Author: Hamlet (---.houston.res.rr.com)
Date: 10-05-05 22:59
Against that time, if ever that time come,
When I shall see thee frown on my defects,
When as thy love hath cast his utmost sum,
Call'd to that audit by advis'd respects;
Against that time when thou shalt strangely pass,
And scarcely greet me with that sun, thine eye,
When love, converted from the thing it was,
Shall reasons find of settled gravity;
Against that time do I ensconce me here,
Within the knowledge of mine own desert,
And this my hand, against my self uprear,
To guard the lawful reasons on thy part:
To leave poor me thou hast the strength of laws,

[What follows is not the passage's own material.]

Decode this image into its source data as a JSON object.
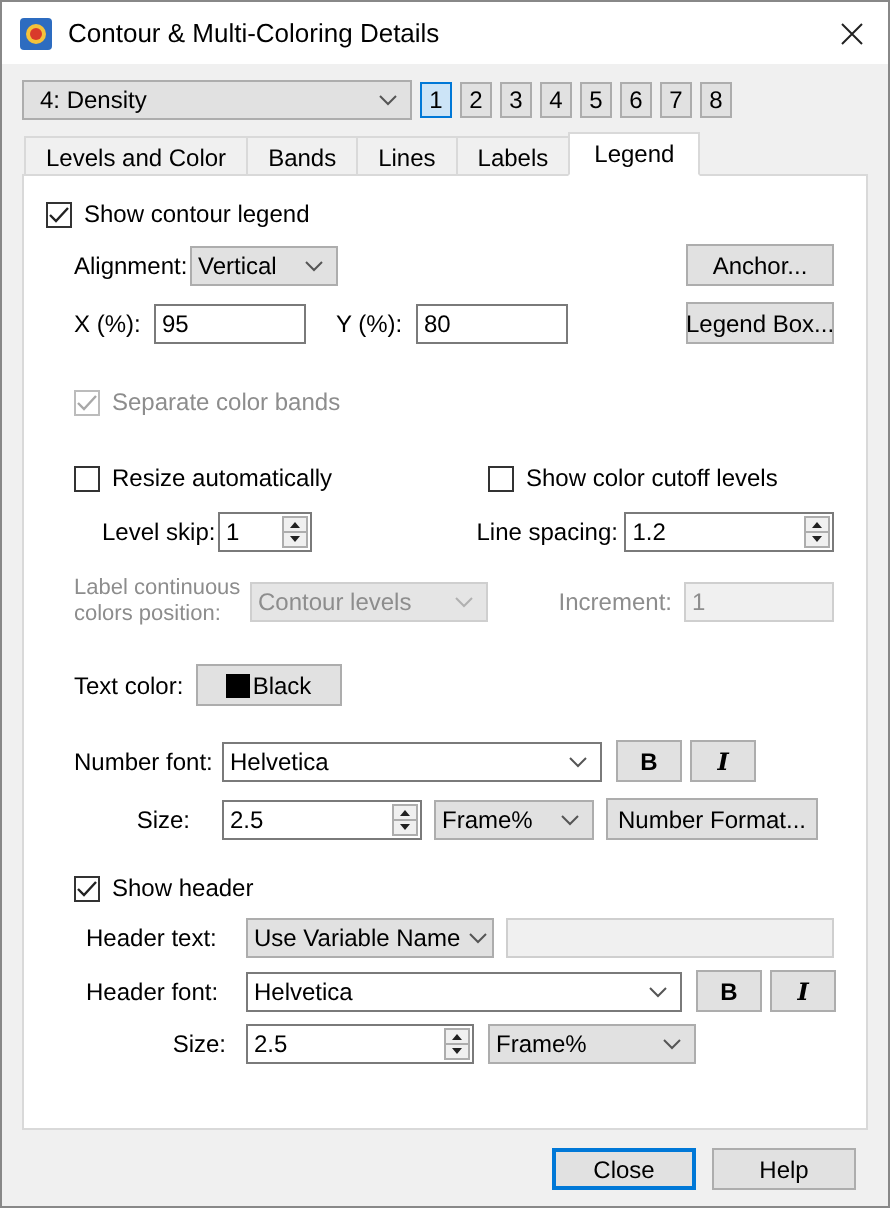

Since why to love I can allege no cause.
A temporary insanity curable by marriage.
Ambrose Bierce 1842-1914, American Author

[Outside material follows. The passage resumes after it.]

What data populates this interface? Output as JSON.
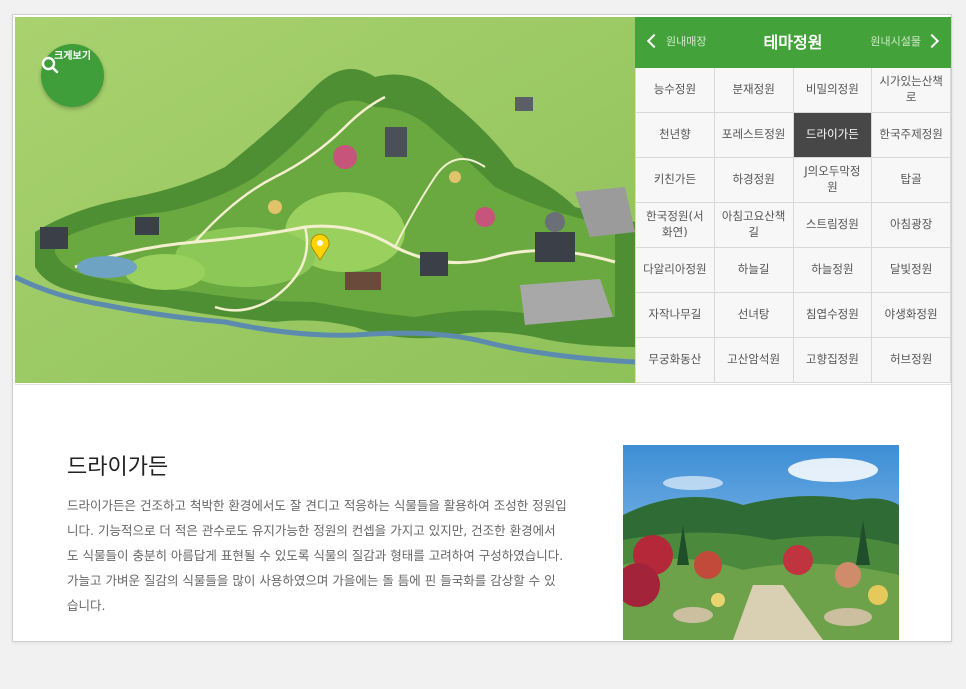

If my dear love were but the child of state,
It might for Fortune's bastard be unfather'd,
As subject to Time's love or to Time's hate,
Weeds among weeds, or flowers with flowers gather'd.
No, it was builded far from accident;
It suffers not in smiling pomp, nor falls
Under the blow of thralled discontent,
Whereto th' inviting time our fashion calls:
It fears not policy, that heretic,
Which works on leases of short-number'd hours,
But all alone stands hugely politic,
That it nor grows with heat, nor drowns with showers.
To this I witness call the fools of time,
Which die for goodness, who have lived for crime.